The topic of taxes is, as always, complicated. Read more about it in Kitces here and here. For the wonkiest tax fanatics, the sentinel article is “Recovering a Lost Deduction.” This article also points out times when a HECM is beneficial to your net worth at the end of your life. The long and the short is yes, you can deduct the reverse mortgage interest, but only when you actually pay the interest!
Jumbo Reverse Mortgages for the Wealthy
Instead of being backed by FHA, Jumbo reverse mortgages for the wealthy are backed by individual lenders. With a Jumbo Reverse Mortgage, you can get a much larger mortgage than you can with a HECM.
Conclusion of HECMs for the Wealthy
If I plan to stay in my house forever, I see little downside for wealthy folks to open up a HECM proactively as part of a comprehensive retirement income strategy.
The evident downside is cost. Obviously, in this case $22k origination fee is nothing to sneeze at, but one may consider it like insurance for sequence of return risk or irregular income needs.
Think of the potential upsides for the costs: access to income-tax free income if it ever benefits you (say to avoid IRMAA or prevent Widow/Widower Tax Penalty), with the ability to pay back accrued interest with beneficial tax implications.
When used appropriately, a reverse mortgage can be net worth neutral or even advantageous for your Heirs.

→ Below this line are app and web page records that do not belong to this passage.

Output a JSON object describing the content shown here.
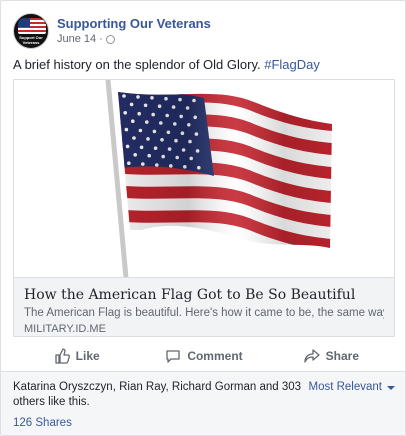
{
  "post": {
    "page_name": "Supporting Our Veterans",
    "avatar_text": "Support Our Veterans",
    "date": "June 14",
    "separator": "·",
    "privacy_icon": "globe-icon",
    "text": "A brief history on the splendor of Old Glory. ",
    "hashtag": "#FlagDay"
  },
  "link": {
    "image_icon": "american-flag-image",
    "title": "How the American Flag Got to Be So Beautiful",
    "description": "The American Flag is beautiful. Here's how it came to be, the same way we…",
    "domain": "MILITARY.ID.ME"
  },
  "actions": {
    "like_label": "Like",
    "comment_label": "Comment",
    "share_label": "Share"
  },
  "footer": {
    "reactors_text": "Katarina Oryszczyn, Rian Ray, Richard Gorman and 303 others like this.",
    "sort_label": "Most Relevant",
    "shares_label": "126 Shares"
  },
  "colors": {
    "link": "#385898",
    "flag_red": "#c4252f",
    "flag_blue": "#25306b"
  }
}
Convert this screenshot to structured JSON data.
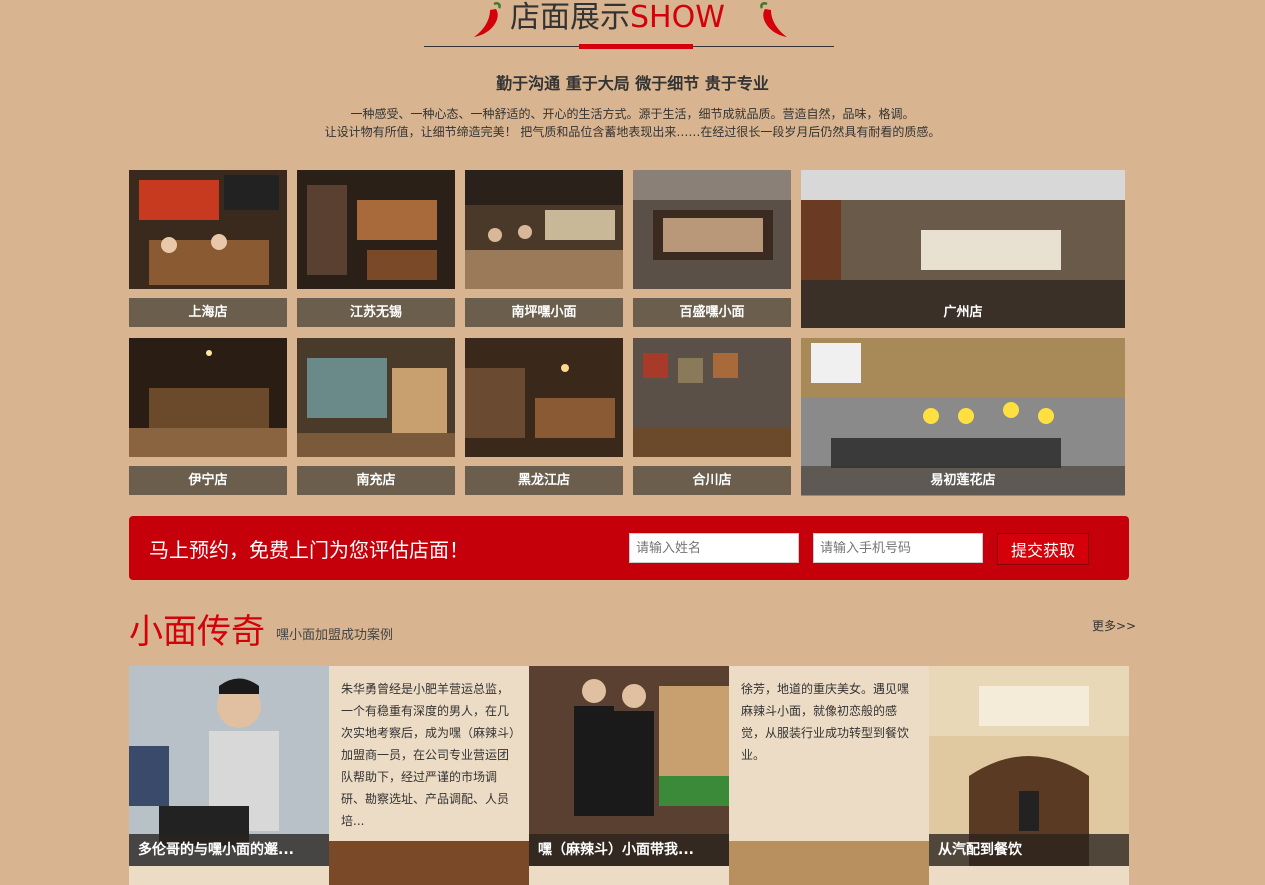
{
  "header": {
    "title_cn": "店面展示",
    "title_en": "SHOW",
    "slogan": "勤于沟通 重于大局 微于细节 贵于专业",
    "intro_line1": "一种感受、一种心态、一种舒适的、开心的生活方式。源于生活，细节成就品质。营造自然，品味，格调。",
    "intro_line2": "让设计物有所值，让细节缔造完美！ 把气质和品位含蓄地表现出来……在经过很长一段岁月后仍然具有耐看的质感。"
  },
  "stores": [
    {
      "label": "上海店"
    },
    {
      "label": "江苏无锡"
    },
    {
      "label": "南坪嘿小面"
    },
    {
      "label": "百盛嘿小面"
    },
    {
      "label": "广州店"
    },
    {
      "label": "伊宁店"
    },
    {
      "label": "南充店"
    },
    {
      "label": "黑龙江店"
    },
    {
      "label": "合川店"
    },
    {
      "label": "易初莲花店"
    }
  ],
  "booking": {
    "headline": "马上预约，免费上门为您评估店面！",
    "name_placeholder": "请输入姓名",
    "phone_placeholder": "请输入手机号码",
    "submit_label": "提交获取"
  },
  "legend": {
    "title": "小面传奇",
    "subtitle": "嘿小面加盟成功案例",
    "more_label": "更多>>",
    "cards": [
      {
        "caption": "多伦哥的与嘿小面的邂...",
        "text": "朱华勇曾经是小肥羊营运总监，一个有稳重有深度的男人，在几次实地考察后，成为嘿（麻辣斗）加盟商一员，在公司专业营运团队帮助下，经过严谨的市场调研、勘察选址、产品调配、人员培..."
      },
      {
        "caption": "嘿（麻辣斗）小面带我...",
        "text": "徐芳，地道的重庆美女。遇见嘿麻辣斗小面，就像初恋般的感觉，从服装行业成功转型到餐饮业。"
      },
      {
        "caption": "从汽配到餐饮",
        "text": ""
      }
    ]
  },
  "colors": {
    "background": "#d8b590",
    "accent_red": "#d4000a",
    "caption_bar": "#6b5e4c"
  }
}
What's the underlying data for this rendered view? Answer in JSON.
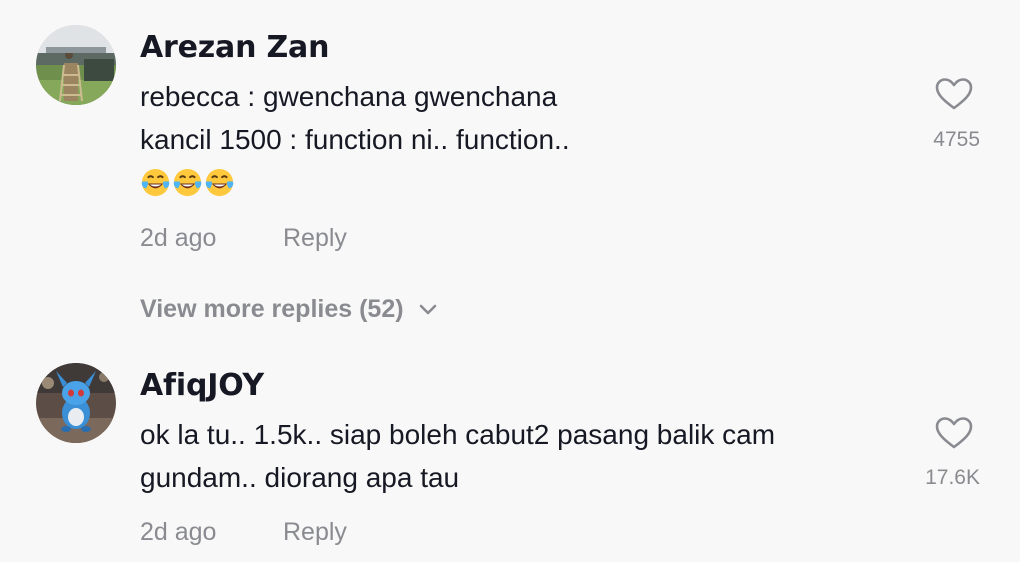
{
  "comments": [
    {
      "username": "Arezan Zan",
      "lines": [
        "rebecca : gwenchana gwenchana",
        "kancil 1500 : function ni.. function.."
      ],
      "emoji_icons": [
        "face-with-tears-of-joy-icon",
        "face-with-tears-of-joy-icon",
        "face-with-tears-of-joy-icon"
      ],
      "likes": "4755",
      "time": "2d ago",
      "reply_label": "Reply",
      "view_more_label": "View more replies (52)"
    },
    {
      "username": "AfiqJOY",
      "lines": [
        "ok la tu.. 1.5k.. siap boleh cabut2 pasang balik cam",
        "gundam.. diorang apa tau"
      ],
      "likes": "17.6K",
      "time": "2d ago",
      "reply_label": "Reply"
    }
  ],
  "colors": {
    "background": "#f8f8f8",
    "primary_text": "#161823",
    "secondary_text": "#8a8b91"
  }
}
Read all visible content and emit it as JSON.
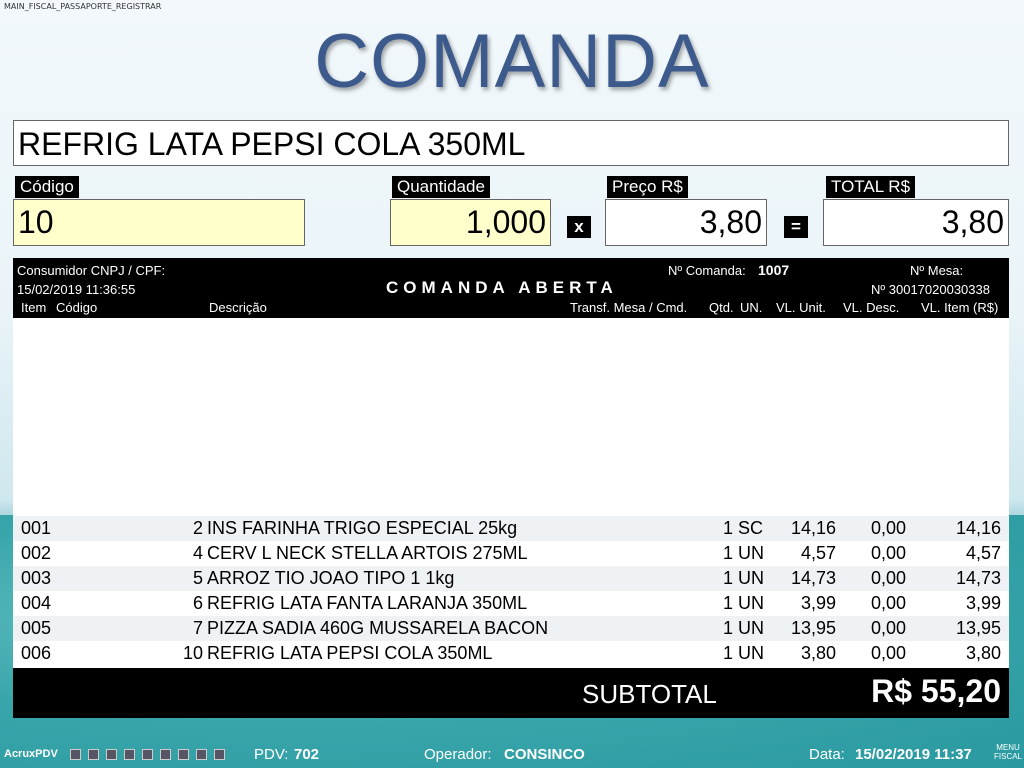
{
  "corner_text": "MAIN_FISCAL_PASSAPORTE_REGISTRAR",
  "title": "COMANDA",
  "product_name": "REFRIG LATA PEPSI COLA 350ML",
  "fields": {
    "codigo": {
      "label": "Código",
      "value": "10"
    },
    "quantidade": {
      "label": "Quantidade",
      "value": "1,000"
    },
    "preco": {
      "label": "Preço R$",
      "value": "3,80"
    },
    "total": {
      "label": "TOTAL R$",
      "value": "3,80"
    },
    "op_multiply": "x",
    "op_equals": "="
  },
  "grid_header": {
    "consumidor": "Consumidor CNPJ / CPF:",
    "datetime": "15/02/2019 11:36:55",
    "comanda_label": "Nº Comanda:",
    "comanda_number": "1007",
    "status": "COMANDA ABERTA",
    "mesa_label": "Nº Mesa:",
    "serial": "Nº 30017020030338",
    "columns": {
      "item": "Item",
      "codigo": "Código",
      "descricao": "Descrição",
      "transf": "Transf. Mesa / Cmd.",
      "qtd": "Qtd.",
      "un": "UN.",
      "vl_unit": "VL. Unit.",
      "vl_desc": "VL. Desc.",
      "vl_item": "VL. Item (R$)"
    }
  },
  "items": [
    {
      "item": "001",
      "codigo": "2",
      "descricao": "INS FARINHA TRIGO ESPECIAL 25kg",
      "qtd": "1",
      "un": "SC",
      "vl_unit": "14,16",
      "vl_desc": "0,00",
      "vl_item": "14,16"
    },
    {
      "item": "002",
      "codigo": "4",
      "descricao": "CERV L NECK STELLA ARTOIS 275ML",
      "qtd": "1",
      "un": "UN",
      "vl_unit": "4,57",
      "vl_desc": "0,00",
      "vl_item": "4,57"
    },
    {
      "item": "003",
      "codigo": "5",
      "descricao": "ARROZ TIO JOAO TIPO 1 1kg",
      "qtd": "1",
      "un": "UN",
      "vl_unit": "14,73",
      "vl_desc": "0,00",
      "vl_item": "14,73"
    },
    {
      "item": "004",
      "codigo": "6",
      "descricao": "REFRIG LATA FANTA LARANJA 350ML",
      "qtd": "1",
      "un": "UN",
      "vl_unit": "3,99",
      "vl_desc": "0,00",
      "vl_item": "3,99"
    },
    {
      "item": "005",
      "codigo": "7",
      "descricao": "PIZZA SADIA 460G MUSSARELA BACON",
      "qtd": "1",
      "un": "UN",
      "vl_unit": "13,95",
      "vl_desc": "0,00",
      "vl_item": "13,95"
    },
    {
      "item": "006",
      "codigo": "10",
      "descricao": "REFRIG LATA PEPSI COLA 350ML",
      "qtd": "1",
      "un": "UN",
      "vl_unit": "3,80",
      "vl_desc": "0,00",
      "vl_item": "3,80"
    }
  ],
  "subtotal": {
    "label": "SUBTOTAL",
    "value": "R$ 55,20"
  },
  "statusbar": {
    "app_name": "AcruxPDV",
    "pdv_label": "PDV:",
    "pdv_value": "702",
    "operador_label": "Operador:",
    "operador_value": "CONSINCO",
    "data_label": "Data:",
    "data_value": "15/02/2019 11:37",
    "menu_fiscal": "MENU FISCAL",
    "tray_icons": [
      "network-icon",
      "computer-icon",
      "printer-icon",
      "scale-icon",
      "keyboard-icon",
      "shield-icon",
      "drawer-icon",
      "card-reader-icon",
      "calculator-icon"
    ]
  }
}
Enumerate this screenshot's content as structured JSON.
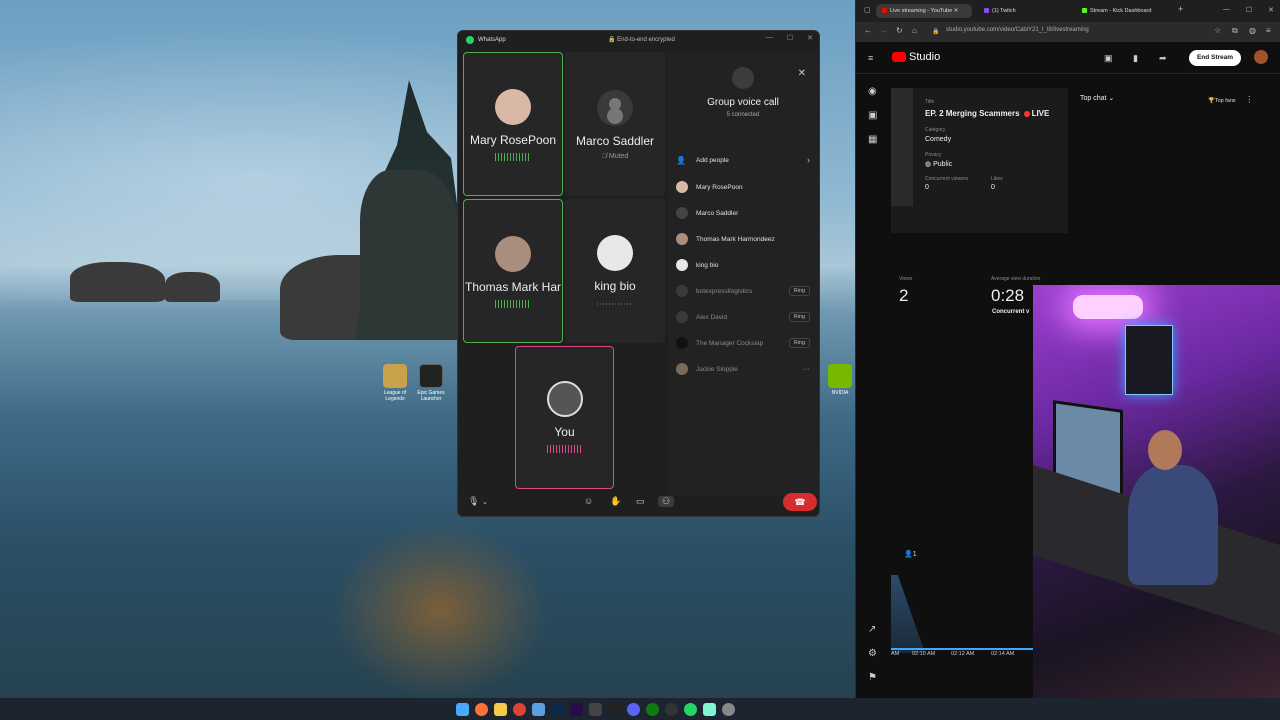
{
  "desktop": {
    "icons": [
      {
        "label": "League of Legends",
        "icon": "league-of-legends-icon",
        "color": "#c8a24a"
      },
      {
        "label": "Epic Games Launcher",
        "icon": "epic-games-icon",
        "color": "#2a2a2a"
      },
      {
        "label": "NVIDIA",
        "icon": "nvidia-icon",
        "color": "#76b900"
      }
    ]
  },
  "whatsapp": {
    "app_name": "WhatsApp",
    "encryption": "End-to-end encrypted",
    "tiles": [
      {
        "name": "Mary RosePoon",
        "status": ""
      },
      {
        "name": "Marco Saddler",
        "status": "Muted"
      },
      {
        "name": "Thomas Mark Har",
        "status": ""
      },
      {
        "name": "king bio",
        "status": ""
      },
      {
        "name": "You",
        "status": ""
      }
    ],
    "panel": {
      "title": "Group voice call",
      "subtitle": "5 connected",
      "add_people": "Add people",
      "participants": [
        {
          "name": "Mary RosePoon",
          "action": ""
        },
        {
          "name": "Marco Saddler",
          "action": ""
        },
        {
          "name": "Thomas Mark Harmondeez",
          "action": ""
        },
        {
          "name": "king bio",
          "action": ""
        },
        {
          "name": "botexpressllogistics",
          "action": "Ring"
        },
        {
          "name": "Alex David",
          "action": "Ring"
        },
        {
          "name": "The Manager Cockslap",
          "action": "Ring"
        },
        {
          "name": "Jackie Slopple",
          "action": "···"
        }
      ]
    },
    "accent_green": "#4caf50",
    "accent_pink": "#e0468a",
    "end_color": "#d62e2e"
  },
  "browser": {
    "tabs": [
      {
        "label": "Live streaming - YouTube",
        "color": "#ff0000"
      },
      {
        "label": "(1) Twitch",
        "color": "#9146ff"
      },
      {
        "label": "Stream - Kick Dashboard",
        "color": "#53fc18"
      }
    ],
    "new_tab": "+",
    "url": "studio.youtube.com/video/CabiY21_l_t8/livestreaming",
    "studio_label": "Studio",
    "end_stream": "End Stream",
    "stream": {
      "title_label": "Title",
      "title": "EP. 2 Merging Scammers",
      "live_badge": "LIVE",
      "category_label": "Category",
      "category": "Comedy",
      "privacy_label": "Privacy",
      "privacy": "Public",
      "concurrent_label": "Concurrent viewers",
      "concurrent": "0",
      "likes_label": "Likes",
      "likes": "0"
    },
    "chat": {
      "mode": "Top chat",
      "top_fans": "Top fans"
    },
    "analytics": {
      "views_label": "Views",
      "views": "2",
      "duration_label": "Average view duration",
      "duration": "0:28",
      "concurrent_tab": "Concurrent v",
      "viewers_now": "1",
      "x_labels": [
        "AM",
        "02:10 AM",
        "02:12 AM",
        "02:14 AM"
      ]
    }
  }
}
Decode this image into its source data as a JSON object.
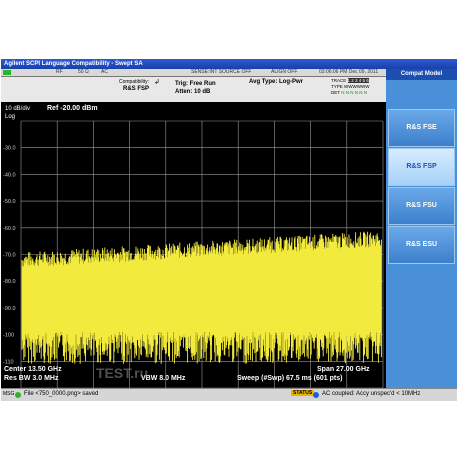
{
  "window": {
    "title": "Agilent SCPI Language Compatibility - Swept SA"
  },
  "status_row": {
    "rf": "RF",
    "impedance": "50 Ω",
    "coupling": "AC",
    "sense": "SENSE:INT  SOURCE OFF",
    "align": "ALIGN OFF",
    "datetime": "03:06:06 PM Dec 09, 2011"
  },
  "info": {
    "compatibility_label": "Compatibility:",
    "compatibility_value": "R&S FSP",
    "trig": "Trig: Free Run",
    "atten": "Atten: 10 dB",
    "avg_type": "Avg Type: Log-Pwr",
    "trace_label": "TRACE",
    "trace_value": "1 2 3 4 5 6",
    "type_label": "TYPE",
    "type_value": "WWWWWW",
    "det_label": "DET",
    "det_value": "N N N N N N"
  },
  "plot": {
    "scale": "10 dB/div",
    "ref": "Ref -20.00 dBm",
    "log": "Log",
    "y_ticks": [
      "-30.0",
      "-40.0",
      "-50.0",
      "-60.0",
      "-70.0",
      "-80.0",
      "-90.0",
      "-100",
      "-110"
    ],
    "trace_color": "#f2ea3c",
    "center": "Center 13.50 GHz",
    "res_bw": "Res BW 3.0 MHz",
    "vbw": "VBW 8.0 MHz",
    "span": "Span 27.00 GHz",
    "sweep": "Sweep (#Swp)  67.5 ms (601 pts)"
  },
  "softkeys": {
    "header": "Compat Model",
    "items": [
      "R&S FSE",
      "R&S FSP",
      "R&S FSU",
      "R&S ESU"
    ],
    "active_index": 1
  },
  "message": {
    "msg_label": "MSG",
    "file_text": "File <750_0000.png> saved",
    "status_label": "STATUS",
    "status_text": "AC coupled: Accy unspec'd < 10MHz"
  },
  "watermark": {
    "text": "TEST.ru"
  }
}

Open it early to let it grow. As a Buffer Asset, a source of tax-free “income,” or just an insurance policy on future income needs, it is hard to beat a reverse mortgage.